Third, people train their emotions and will in many areas of life. People can learn to keep their body moving forward in the face of great danger. The philosopher Seneca described this well: “[T]he body can be trained to such a degree of endurance that it will stand the blows and kicks of several opponents at once and to such a degree that a man can last out the day and resist the scorching sun in the midst of the burning dust, drenched all the while with his own blood . . .” (Letters, LXXX).

He then goes on to ask: “[I]f this can be done, how much more easily might the mind be toughened so that it could receive the blows of Fortune and not be conquered, so that it might struggle to its feet again after it has been laid low, after it has been trampled under foot?” (Ibid., emphasis mine). In other words, can we not change our mindset to be able to keep moving forward in the face of great difficulties and disappointments?

As a Christian, why do I not argue for change from Christ transforming people? I certainly believe in the power of God in the lives of individuals. I have observed it in my own life and the life of countless others. I find, however, that many people underestimate what God can do because they don’t see that change is possible in ordinary life. In other words, if people can change so much without Christ, how much with Him?

So, “Great,” you might say, “some people changed. But how can I do it? How can I change?”

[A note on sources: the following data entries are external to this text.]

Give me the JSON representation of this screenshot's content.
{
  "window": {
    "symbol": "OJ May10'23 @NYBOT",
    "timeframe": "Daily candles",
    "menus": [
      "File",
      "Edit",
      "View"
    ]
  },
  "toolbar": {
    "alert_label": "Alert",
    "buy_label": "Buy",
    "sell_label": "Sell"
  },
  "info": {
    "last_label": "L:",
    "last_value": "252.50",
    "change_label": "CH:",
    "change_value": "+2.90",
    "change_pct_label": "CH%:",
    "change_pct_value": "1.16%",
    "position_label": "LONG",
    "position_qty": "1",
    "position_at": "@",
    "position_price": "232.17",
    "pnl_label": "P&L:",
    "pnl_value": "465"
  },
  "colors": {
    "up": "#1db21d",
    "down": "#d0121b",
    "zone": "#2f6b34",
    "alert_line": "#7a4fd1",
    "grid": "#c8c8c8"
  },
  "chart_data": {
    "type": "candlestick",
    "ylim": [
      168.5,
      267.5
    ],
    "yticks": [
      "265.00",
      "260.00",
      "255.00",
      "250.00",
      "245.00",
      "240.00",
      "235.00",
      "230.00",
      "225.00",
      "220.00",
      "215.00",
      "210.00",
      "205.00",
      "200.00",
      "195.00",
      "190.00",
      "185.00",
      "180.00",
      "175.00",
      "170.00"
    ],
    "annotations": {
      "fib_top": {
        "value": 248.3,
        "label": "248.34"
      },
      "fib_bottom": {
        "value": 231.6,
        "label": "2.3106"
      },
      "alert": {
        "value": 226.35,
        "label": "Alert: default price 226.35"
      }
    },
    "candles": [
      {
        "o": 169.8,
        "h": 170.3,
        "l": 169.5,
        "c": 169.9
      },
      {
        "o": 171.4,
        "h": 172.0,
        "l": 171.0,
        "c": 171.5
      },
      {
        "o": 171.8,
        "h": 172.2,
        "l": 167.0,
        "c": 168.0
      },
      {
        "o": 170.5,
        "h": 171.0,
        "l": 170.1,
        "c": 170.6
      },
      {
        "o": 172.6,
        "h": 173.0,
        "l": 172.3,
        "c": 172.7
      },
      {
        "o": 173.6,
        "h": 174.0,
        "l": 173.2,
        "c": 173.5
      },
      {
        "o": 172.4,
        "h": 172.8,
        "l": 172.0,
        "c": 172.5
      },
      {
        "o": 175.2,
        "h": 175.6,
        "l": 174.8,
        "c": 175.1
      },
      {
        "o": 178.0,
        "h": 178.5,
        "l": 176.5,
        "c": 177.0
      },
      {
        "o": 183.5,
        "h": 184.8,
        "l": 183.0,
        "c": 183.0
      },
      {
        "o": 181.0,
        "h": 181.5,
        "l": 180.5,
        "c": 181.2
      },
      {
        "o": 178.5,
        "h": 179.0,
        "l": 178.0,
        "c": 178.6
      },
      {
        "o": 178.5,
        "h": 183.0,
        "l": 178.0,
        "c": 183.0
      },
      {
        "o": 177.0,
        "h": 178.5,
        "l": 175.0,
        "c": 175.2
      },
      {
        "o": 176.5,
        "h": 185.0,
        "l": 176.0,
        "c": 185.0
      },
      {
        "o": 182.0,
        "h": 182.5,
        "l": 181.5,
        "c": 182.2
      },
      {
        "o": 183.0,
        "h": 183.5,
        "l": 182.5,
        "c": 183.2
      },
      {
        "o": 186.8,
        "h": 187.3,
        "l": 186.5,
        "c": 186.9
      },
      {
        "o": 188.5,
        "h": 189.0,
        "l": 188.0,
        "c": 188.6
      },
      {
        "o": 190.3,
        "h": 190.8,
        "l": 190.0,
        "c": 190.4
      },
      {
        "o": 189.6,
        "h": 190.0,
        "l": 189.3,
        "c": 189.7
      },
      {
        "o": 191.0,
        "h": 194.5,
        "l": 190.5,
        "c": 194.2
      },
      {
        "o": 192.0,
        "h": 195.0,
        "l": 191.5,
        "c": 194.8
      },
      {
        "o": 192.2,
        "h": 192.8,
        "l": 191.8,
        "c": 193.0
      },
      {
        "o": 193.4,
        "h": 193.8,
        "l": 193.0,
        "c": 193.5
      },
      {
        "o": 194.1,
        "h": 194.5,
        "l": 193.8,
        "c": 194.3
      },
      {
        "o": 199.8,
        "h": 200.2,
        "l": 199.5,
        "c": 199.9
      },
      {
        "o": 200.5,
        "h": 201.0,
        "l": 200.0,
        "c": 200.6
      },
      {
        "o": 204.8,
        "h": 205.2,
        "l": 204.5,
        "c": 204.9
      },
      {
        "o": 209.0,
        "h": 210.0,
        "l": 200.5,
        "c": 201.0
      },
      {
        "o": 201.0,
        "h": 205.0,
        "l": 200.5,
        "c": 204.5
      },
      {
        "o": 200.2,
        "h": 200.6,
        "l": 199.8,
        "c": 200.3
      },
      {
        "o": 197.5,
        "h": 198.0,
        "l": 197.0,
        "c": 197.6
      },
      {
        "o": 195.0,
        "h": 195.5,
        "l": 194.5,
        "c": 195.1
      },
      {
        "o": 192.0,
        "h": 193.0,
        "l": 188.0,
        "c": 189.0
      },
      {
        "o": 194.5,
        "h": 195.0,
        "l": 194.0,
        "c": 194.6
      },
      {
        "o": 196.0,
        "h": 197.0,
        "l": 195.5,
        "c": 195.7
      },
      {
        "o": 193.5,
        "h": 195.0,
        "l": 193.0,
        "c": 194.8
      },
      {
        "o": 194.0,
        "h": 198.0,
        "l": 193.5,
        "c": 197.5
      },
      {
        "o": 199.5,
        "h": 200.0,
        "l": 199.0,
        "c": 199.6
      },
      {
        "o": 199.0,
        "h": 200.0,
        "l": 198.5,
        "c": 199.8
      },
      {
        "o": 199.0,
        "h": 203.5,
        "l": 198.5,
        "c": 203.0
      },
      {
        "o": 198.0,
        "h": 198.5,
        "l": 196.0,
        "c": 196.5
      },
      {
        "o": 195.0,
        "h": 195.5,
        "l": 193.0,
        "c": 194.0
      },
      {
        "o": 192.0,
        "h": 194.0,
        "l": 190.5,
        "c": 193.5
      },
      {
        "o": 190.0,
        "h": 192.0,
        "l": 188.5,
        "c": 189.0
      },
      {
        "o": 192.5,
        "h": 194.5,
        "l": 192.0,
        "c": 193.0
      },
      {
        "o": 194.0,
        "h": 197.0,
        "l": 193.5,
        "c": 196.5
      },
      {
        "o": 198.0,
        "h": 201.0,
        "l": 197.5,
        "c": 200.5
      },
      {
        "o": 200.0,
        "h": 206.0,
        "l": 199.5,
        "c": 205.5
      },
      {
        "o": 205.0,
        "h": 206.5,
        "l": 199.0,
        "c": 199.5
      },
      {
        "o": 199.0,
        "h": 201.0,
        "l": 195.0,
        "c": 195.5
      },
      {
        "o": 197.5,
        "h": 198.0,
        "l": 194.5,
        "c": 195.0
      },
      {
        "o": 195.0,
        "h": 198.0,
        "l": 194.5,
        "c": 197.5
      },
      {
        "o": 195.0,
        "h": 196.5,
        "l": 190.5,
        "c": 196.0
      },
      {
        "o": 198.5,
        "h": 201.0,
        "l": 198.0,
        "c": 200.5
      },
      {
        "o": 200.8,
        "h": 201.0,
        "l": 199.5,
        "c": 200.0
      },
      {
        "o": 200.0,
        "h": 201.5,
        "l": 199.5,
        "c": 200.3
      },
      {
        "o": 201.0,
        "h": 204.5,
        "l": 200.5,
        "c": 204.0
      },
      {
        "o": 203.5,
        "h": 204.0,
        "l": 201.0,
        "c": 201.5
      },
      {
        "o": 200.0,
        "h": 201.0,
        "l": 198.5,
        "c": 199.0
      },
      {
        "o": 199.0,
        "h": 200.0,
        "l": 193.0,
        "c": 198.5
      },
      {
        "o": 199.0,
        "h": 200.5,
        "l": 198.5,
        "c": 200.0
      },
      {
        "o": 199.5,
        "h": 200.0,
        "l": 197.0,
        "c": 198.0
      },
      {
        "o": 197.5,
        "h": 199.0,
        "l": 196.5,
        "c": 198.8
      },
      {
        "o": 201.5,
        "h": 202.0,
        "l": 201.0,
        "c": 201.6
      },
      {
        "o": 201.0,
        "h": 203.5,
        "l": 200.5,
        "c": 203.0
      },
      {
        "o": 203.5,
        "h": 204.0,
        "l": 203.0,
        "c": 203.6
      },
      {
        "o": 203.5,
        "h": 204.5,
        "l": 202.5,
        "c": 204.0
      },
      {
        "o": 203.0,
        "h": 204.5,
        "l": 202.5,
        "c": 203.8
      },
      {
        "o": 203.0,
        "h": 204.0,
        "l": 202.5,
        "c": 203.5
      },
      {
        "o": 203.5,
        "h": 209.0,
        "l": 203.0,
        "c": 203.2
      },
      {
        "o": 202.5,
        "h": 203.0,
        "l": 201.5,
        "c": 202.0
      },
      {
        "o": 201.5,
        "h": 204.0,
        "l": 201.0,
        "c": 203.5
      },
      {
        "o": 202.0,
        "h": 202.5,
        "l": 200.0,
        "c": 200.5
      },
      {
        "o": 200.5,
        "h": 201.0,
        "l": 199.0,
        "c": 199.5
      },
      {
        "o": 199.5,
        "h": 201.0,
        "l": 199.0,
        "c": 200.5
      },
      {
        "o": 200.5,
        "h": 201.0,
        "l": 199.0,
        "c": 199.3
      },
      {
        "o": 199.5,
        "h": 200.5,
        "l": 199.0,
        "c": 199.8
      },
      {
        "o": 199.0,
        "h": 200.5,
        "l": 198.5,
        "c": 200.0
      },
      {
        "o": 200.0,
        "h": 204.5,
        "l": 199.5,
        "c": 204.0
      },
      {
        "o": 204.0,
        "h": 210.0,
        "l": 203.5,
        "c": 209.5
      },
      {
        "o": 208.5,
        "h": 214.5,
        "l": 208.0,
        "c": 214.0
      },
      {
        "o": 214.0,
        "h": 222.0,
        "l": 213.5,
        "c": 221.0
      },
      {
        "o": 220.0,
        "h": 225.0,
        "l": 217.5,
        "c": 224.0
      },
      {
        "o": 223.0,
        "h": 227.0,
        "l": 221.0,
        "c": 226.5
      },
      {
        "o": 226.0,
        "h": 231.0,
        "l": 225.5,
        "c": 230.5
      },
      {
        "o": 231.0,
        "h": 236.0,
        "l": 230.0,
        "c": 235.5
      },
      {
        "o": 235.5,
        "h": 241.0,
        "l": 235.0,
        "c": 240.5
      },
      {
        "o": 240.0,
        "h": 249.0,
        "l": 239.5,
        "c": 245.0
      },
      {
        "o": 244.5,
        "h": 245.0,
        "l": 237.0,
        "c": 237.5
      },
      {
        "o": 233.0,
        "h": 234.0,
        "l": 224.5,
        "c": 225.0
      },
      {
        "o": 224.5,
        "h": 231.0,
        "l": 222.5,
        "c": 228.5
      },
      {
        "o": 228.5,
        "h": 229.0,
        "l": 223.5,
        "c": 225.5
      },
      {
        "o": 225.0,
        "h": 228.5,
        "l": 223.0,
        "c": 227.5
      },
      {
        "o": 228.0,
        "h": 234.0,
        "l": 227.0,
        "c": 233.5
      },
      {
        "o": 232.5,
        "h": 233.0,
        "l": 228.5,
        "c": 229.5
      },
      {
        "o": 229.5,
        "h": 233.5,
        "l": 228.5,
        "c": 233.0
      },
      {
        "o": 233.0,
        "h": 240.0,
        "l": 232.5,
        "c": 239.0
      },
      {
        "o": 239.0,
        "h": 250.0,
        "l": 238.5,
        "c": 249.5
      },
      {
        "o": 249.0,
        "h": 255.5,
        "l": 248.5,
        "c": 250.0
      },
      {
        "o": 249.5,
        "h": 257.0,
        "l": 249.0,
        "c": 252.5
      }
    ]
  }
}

The first thing to recognize is that it is hard work. This is true in the realm of nature and the realm of grace. Sometimes, there is supernatural intervention that radically transforms people, but more often than not, it takes hard work. God uses hard work to transform people (Phil. 2:12-13, 2 Peter 1:5).

But what kind of hard work? John Ortberg in one of his talks at a conference called Living in Christ’s Presence asked the people attending that conference, “How many of you could run a marathon right now?” There were a couple. Then, he asked, “How many of you could run a marathon if you tried harder?” Of course, no new people raised their hands. Often, we think that change is a matter of trying harder. It is not. It is about the right training over a long period of time.

This is more than a loose analogy. The Apostle Paul used the word used for training in the gymnasium in his day and said, “Train yourself to be godly” (1 Tim. 4:7-8).

What does this training look like? In sum, developing virtue involves a changed mindset implemented in action over time that becomes a habit or character trait.

How would this work? let’s take patience as an example. Ask some questions of yourself: what are the circumstances in which you act impatiently? Does impatience help you? What are the results? What are you afraid of that causes you to be impatient? Developing a better mindset includes confronting a wrong mindset.

The positive side is to impress on your mind the better ways of thinking. To discover that you can ask questions like, what helps me be more patient? What thought or mindset has helped me be more patient in the past? What would be the positive benefit of patience? And so on.

Then, you need to practice. Put yourself in situations where you will need to be patient. Try to slow down and be OK with with it. Most of us have opportunities for this every single day: driving. We can work on being patient while we drive.

Over time, such work will begin to take effect. That doesn’t mean you’ll be perfect or problem-free. It just means you’ll get better.

That’s virtue training, training for excellence of character.

I believe that we don’t have to settle for where we have been in the past. I believe change is possible. God has given us everything we need for a godly life. We just need to step out in faith and start moving. His power, promises, and presence will be with us every step of the way.